Stuart Broad believes his England career could have ended better had he not been beaten during last year’s tour of the West Indies.
The 36-year-old has returned to the New Zealand Test team after taking an extended period of time to wait for the birth of her first child, Annabella, and is aiming for Thursday’s opener at Mount Maunganui, but the last 12 months have been in sight. as if his days in England were over.
After the 4-0 Ashes defeat Down Under, Sir Andrew Strauss decided to drop Broad and James Anderson for a tour of the Caribbean that was billed as ‘reinstating the red ball’.
The gamble of removing two of the highest wicket-takers in the country’s history backfired, as England lost the decision following a turgid draw, and the pair were welcomed back with open arms by the new regime of Ben Stokes and Brendon McCullum.
Broad was disappointed by his failure at the time but realized it was a blessing in disguise that he was not beaten on the batting surfaces of Barbados and Antigua.
“Without a doubt that decision saved my career. If I had gone there on those platforms I don’t know if I would be here now,” he said.
“I don’t think it was made that way by the selectors but I feel lucky. Looking back a year I wouldn’t have chosen to miss the Caribbean but it was a good thing that happened to me. Other than that I changed my mind and just hit one week.
“It can be tiring to look away all the time and we got into the habit of doing that. I’m very relaxed now. If I’m selected, I’ll give it my all, apply, sign and go again. It’s a big year for England cricket and the way this team is doing, it’s great to be with them.”

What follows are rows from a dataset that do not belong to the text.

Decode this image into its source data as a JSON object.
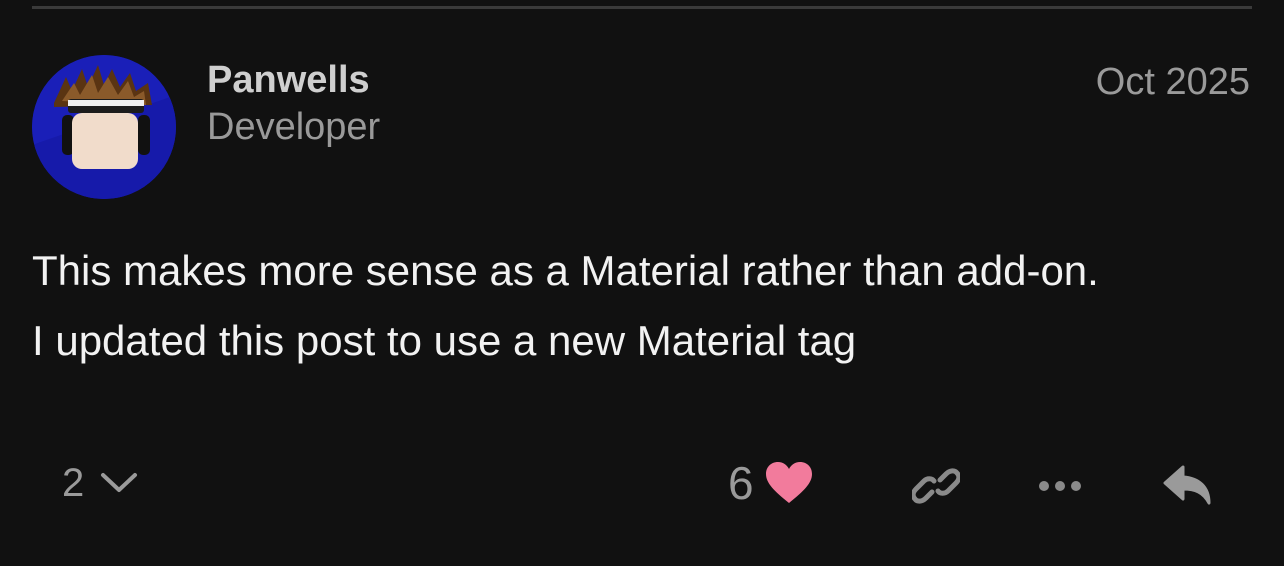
{
  "post": {
    "author": {
      "username": "Panwells",
      "title": "Developer"
    },
    "date": "Oct 2025",
    "body_lines": [
      "This makes more sense as a Material rather than add-on.",
      "I updated this post to use a new Material tag"
    ],
    "actions": {
      "reply_count": "2",
      "like_count": "6"
    }
  },
  "colors": {
    "background": "#111111",
    "heart": "#f27b9c",
    "muted": "#9a9a9a"
  },
  "icons": [
    "chevron-down-icon",
    "heart-icon",
    "link-icon",
    "more-icon",
    "reply-icon"
  ]
}
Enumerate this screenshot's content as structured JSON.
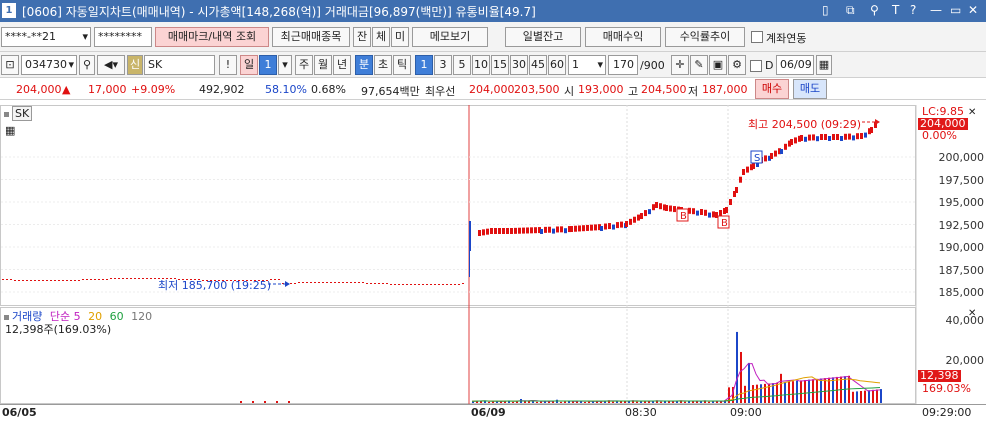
{
  "title_bar": {
    "icon": "1",
    "text": "[0606] 자동일지차트(매매내역) - 시가총액[148,268(억)] 거래대금[96,897(백만)] 유통비율[49.7]",
    "controls": [
      "▯",
      "⧉",
      "⚲",
      "T",
      "?",
      "—",
      "▭",
      "✕"
    ]
  },
  "toolbar1": {
    "account": "****-**21",
    "password": "********",
    "btn_trade_mark": "매매마크/내역 조회",
    "btn_recent": "최근매매종목",
    "btn_jan": "잔",
    "btn_che": "체",
    "btn_mi": "미",
    "btn_memo": "메모보기",
    "btn_daily_bal": "일별잔고",
    "btn_trade_profit": "매매수익",
    "btn_return_trend": "수익률추이",
    "chk_account_link": "계좌연동"
  },
  "toolbar2": {
    "code": "034730",
    "credit_label": "신",
    "stock_name": "SK",
    "bang": "!",
    "period_label": "일",
    "period_value": "1",
    "periods": [
      "주",
      "월",
      "년",
      "분",
      "초",
      "틱"
    ],
    "intervals": [
      "1",
      "3",
      "5",
      "10",
      "15",
      "30",
      "45",
      "60"
    ],
    "count": "1",
    "range": "170",
    "range_total": "/900",
    "date_label": "D",
    "date_value": "06/09"
  },
  "quote": {
    "price": "204,000",
    "arrow": "▲",
    "change": "17,000",
    "rate": "+9.09%",
    "volume": "492,902",
    "vol_ratio": "58.10%",
    "turnover": "0.68%",
    "value": "97,654백만",
    "best_label": "최우선",
    "ask": "204,000",
    "bid": "203,500",
    "open_label": "시",
    "open": "193,000",
    "high_label": "고",
    "high": "204,500",
    "low_label": "저",
    "low": "187,000",
    "buy": "매수",
    "sell": "매도"
  },
  "price_chart": {
    "symbol": "SK",
    "high_note": "최고 204,500 (09:29)",
    "low_note": "최저 185,700 (19:25)",
    "lc_label": "LC:9.85",
    "current_tag": "204,000",
    "pct_tag": "0.00%",
    "y_ticks": [
      "200,000",
      "197,500",
      "195,000",
      "192,500",
      "190,000",
      "187,500",
      "185,000"
    ],
    "marker_b": "B",
    "marker_s": "S"
  },
  "volume_chart": {
    "legend": {
      "title": "거래량",
      "ma_label": "단순",
      "ma_values": [
        "5",
        "20",
        "60",
        "120"
      ]
    },
    "info": "12,398주(169.03%)",
    "y_ticks": [
      "40,000",
      "20,000"
    ],
    "current_tag": "12,398",
    "pct_tag": "169.03%"
  },
  "x_axis": {
    "labels": [
      "06/05",
      "06/09",
      "08:30",
      "09:00"
    ],
    "right": "09:29:00"
  },
  "colors": {
    "up": "#e01010",
    "down": "#1b46c8",
    "accent": "#3f6fb0"
  },
  "chart_data": {
    "type": "candlestick",
    "title": "SK",
    "y_range": [
      184000,
      205500
    ],
    "high": 204500,
    "high_time": "09:29",
    "low": 185700,
    "low_time": "19:25",
    "last": 204000,
    "open": 193000,
    "volume_last": 12398,
    "volume_ylim": [
      0,
      45000
    ]
  }
}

Broad’s brush with cricket’s demise has given him a new appreciation for his Test career, as he enters his 17th year as an international pacer.
Both he and Anderson have welcomed the changes introduced by Stokes and McCullum, from efforts to build behind the scenes to a focus on entertainment on the pitch.

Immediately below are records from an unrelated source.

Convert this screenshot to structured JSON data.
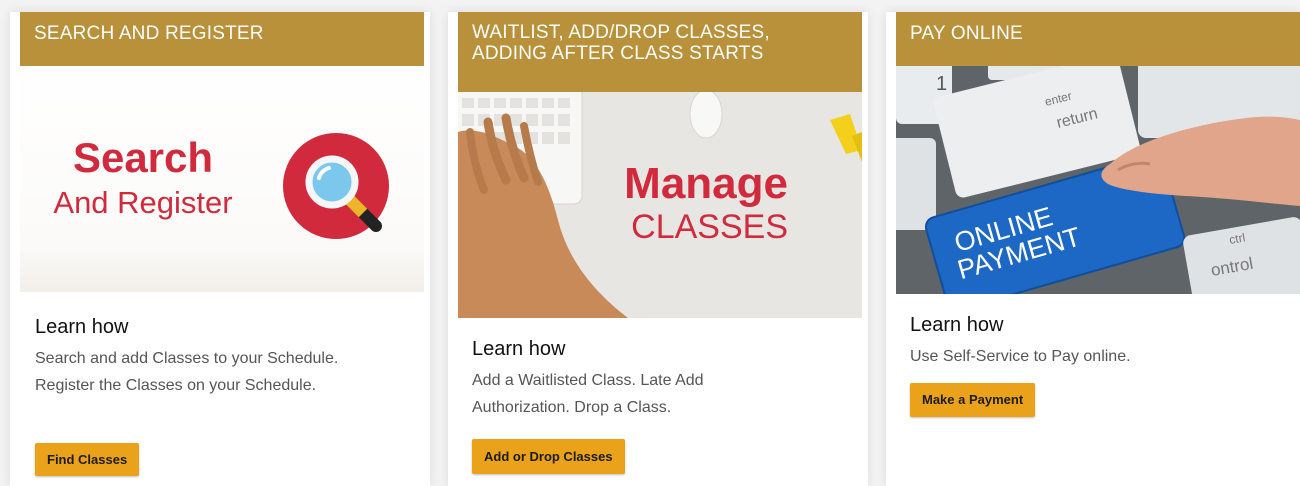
{
  "cards": [
    {
      "header": "SEARCH AND REGISTER",
      "image_title": "Search",
      "image_subtitle": "And Register",
      "image_icon": "magnifier-icon",
      "learn": "Learn how",
      "desc_line1": "Search and add Classes to your Schedule.",
      "desc_line2": "Register the Classes on your Schedule.",
      "button": "Find Classes"
    },
    {
      "header_line1": "WAITLIST, ADD/DROP CLASSES,",
      "header_line2": "ADDING AFTER CLASS STARTS",
      "image_title": "Manage",
      "image_subtitle": "CLASSES",
      "learn": "Learn how",
      "desc_line1": "Add a Waitlisted Class. Late Add",
      "desc_line2": "Authorization. Drop a Class.",
      "button": "Add or Drop Classes"
    },
    {
      "header": "PAY ONLINE",
      "image_key_top": "enter",
      "image_key_return": "return",
      "image_key_line1": "ONLINE",
      "image_key_line2": "PAYMENT",
      "image_key_ctrl1": "ctrl",
      "image_key_ctrl2": "ontrol",
      "image_key_one": "1",
      "learn": "Learn how",
      "desc_line1": "Use Self-Service to Pay online.",
      "button": "Make a Payment"
    }
  ],
  "colors": {
    "header_bg": "#b8913a",
    "button_bg": "#e9a219",
    "brand_red": "#d12a3d"
  }
}
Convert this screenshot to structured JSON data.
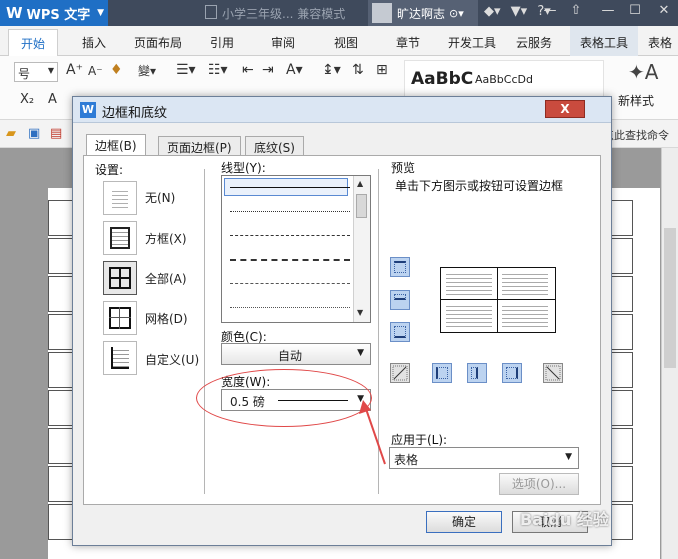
{
  "app": {
    "logo_text": "WPS 文字",
    "document_title": "小学三年级... 兼容模式",
    "user_name": "旷达啊志"
  },
  "ribbon_tabs": [
    "开始",
    "插入",
    "页面布局",
    "引用",
    "审阅",
    "视图",
    "章节",
    "开发工具",
    "云服务",
    "表格工具",
    "表格"
  ],
  "ribbon": {
    "font_size_label": "号",
    "style_sample_big": "AaBbC",
    "style_sample_small": "AaBbCcDd",
    "new_style": "新样式",
    "find_command": "点此查找命令"
  },
  "dialog": {
    "title": "边框和底纹",
    "close_label": "X",
    "tabs": [
      "边框(B)",
      "页面边框(P)",
      "底纹(S)"
    ],
    "settings_label": "设置:",
    "settings": [
      "无(N)",
      "方框(X)",
      "全部(A)",
      "网格(D)",
      "自定义(U)"
    ],
    "line_style_label": "线型(Y):",
    "color_label": "颜色(C):",
    "color_value": "自动",
    "width_label": "宽度(W):",
    "width_value": "0.5 磅",
    "preview_label": "预览",
    "preview_hint": "单击下方图示或按钮可设置边框",
    "apply_to_label": "应用于(L):",
    "apply_to_value": "表格",
    "options_button": "选项(O)...",
    "ok_button": "确定",
    "cancel_button": "取消"
  },
  "watermark": "Baidu 经验",
  "colors": {
    "titlebar": "#3f4a5c",
    "accent": "#1f6fc5",
    "annotation": "#e04848"
  }
}
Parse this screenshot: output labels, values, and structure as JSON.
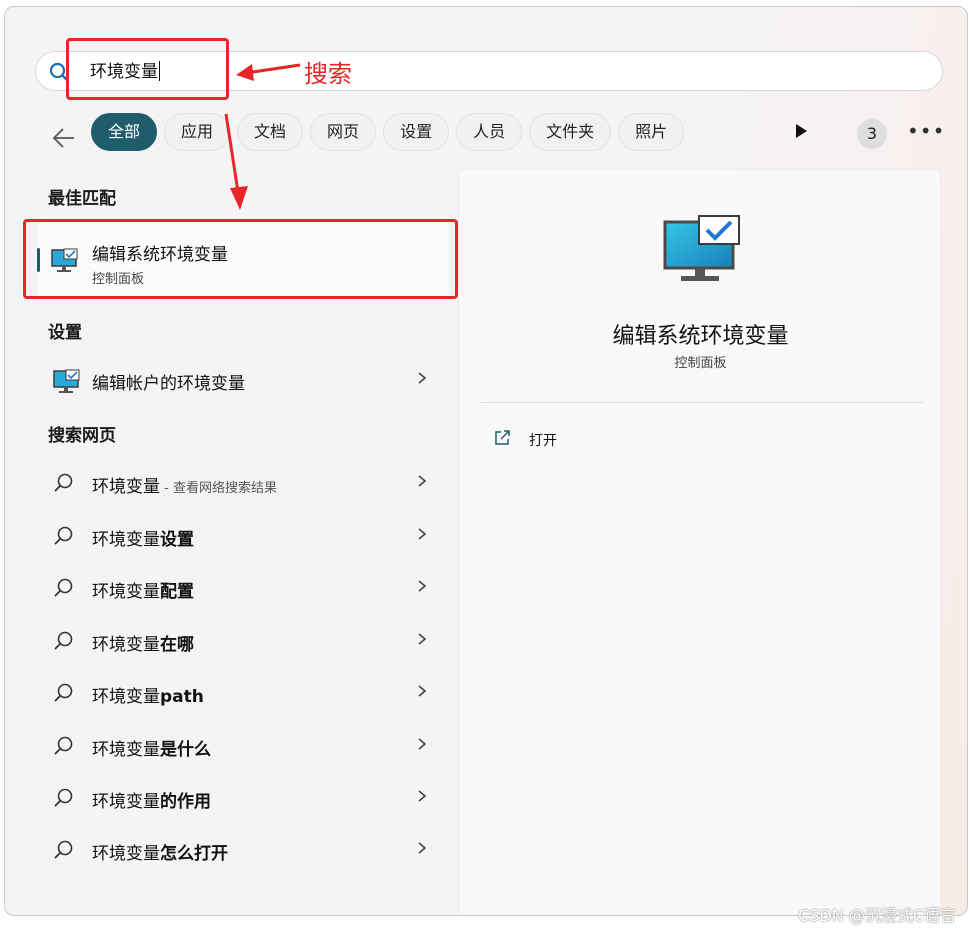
{
  "search": {
    "query": "环境变量"
  },
  "annotation": {
    "label": "搜索"
  },
  "filters": {
    "chips": [
      "全部",
      "应用",
      "文档",
      "网页",
      "设置",
      "人员",
      "文件夹",
      "照片"
    ],
    "badge_count": "3"
  },
  "best_match": {
    "heading": "最佳匹配",
    "title": "编辑系统环境变量",
    "subtitle": "控制面板"
  },
  "settings": {
    "heading": "设置",
    "items": [
      {
        "label": "编辑帐户的环境变量"
      }
    ]
  },
  "web": {
    "heading": "搜索网页",
    "first": {
      "query": "环境变量",
      "hint": " - 查看网络搜索结果"
    },
    "suggestions": [
      {
        "base": "环境变量",
        "suffix": "设置"
      },
      {
        "base": "环境变量",
        "suffix": "配置"
      },
      {
        "base": "环境变量",
        "suffix": "在哪"
      },
      {
        "base": "环境变量",
        "suffix": "path"
      },
      {
        "base": "环境变量",
        "suffix": "是什么"
      },
      {
        "base": "环境变量",
        "suffix": "的作用"
      },
      {
        "base": "环境变量",
        "suffix": "怎么打开"
      }
    ]
  },
  "preview": {
    "title": "编辑系统环境变量",
    "subtitle": "控制面板",
    "open_label": "打开"
  },
  "watermark": "CSDN @沉浸式C语言",
  "colors": {
    "accent": "#1f5d6c",
    "annotation": "#e8262a"
  }
}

He also got a chance to take it a step further in December, when he became a keen observer of Pakistan’s history as he fulfilled his father’s wishes.
“I’m so lucky to have been through the birth and the first 12 weeks of Annabella’s life, it’s definitely been life-changing, but I’ve watched the journey so much,” Broad said.
“It was great fun. I loved watching and seeing what was coming. The way they played was impressive for an England team away from home on the subcontinent.”
He was particularly taken by the arrival of 18-year-old Rehan Ahmed as the so-called ‘nighthawk’ at the start of Karachi.
Broad was first put in the position, which involves the Thailander being promoted to move and stop and change the pace of the game, but he has yet to get the chance.
“I texted him when Baz (McCullum) did it, I was impressed with how he started,” he said with a smile.
“Every nighthawk dreams of hitting your first ball for six but he knocks it down for four and then comes out running so they were all big ticks.
Broad’s keen interest speaks volumes for the open spaces available in the squad and he clearly believes McCullum’s ambition to make the Test team a place for the players he wants to work on is working.
He added: “Yes, you can earn a lot of money playing T20 games and if that is your main goal then you always go through that route. But the satisfaction with this environment is 10 out of ten.
“There is no way you can go about leaving five days after passing the Test after all your hard work. It’s a test of character, strength and skill.”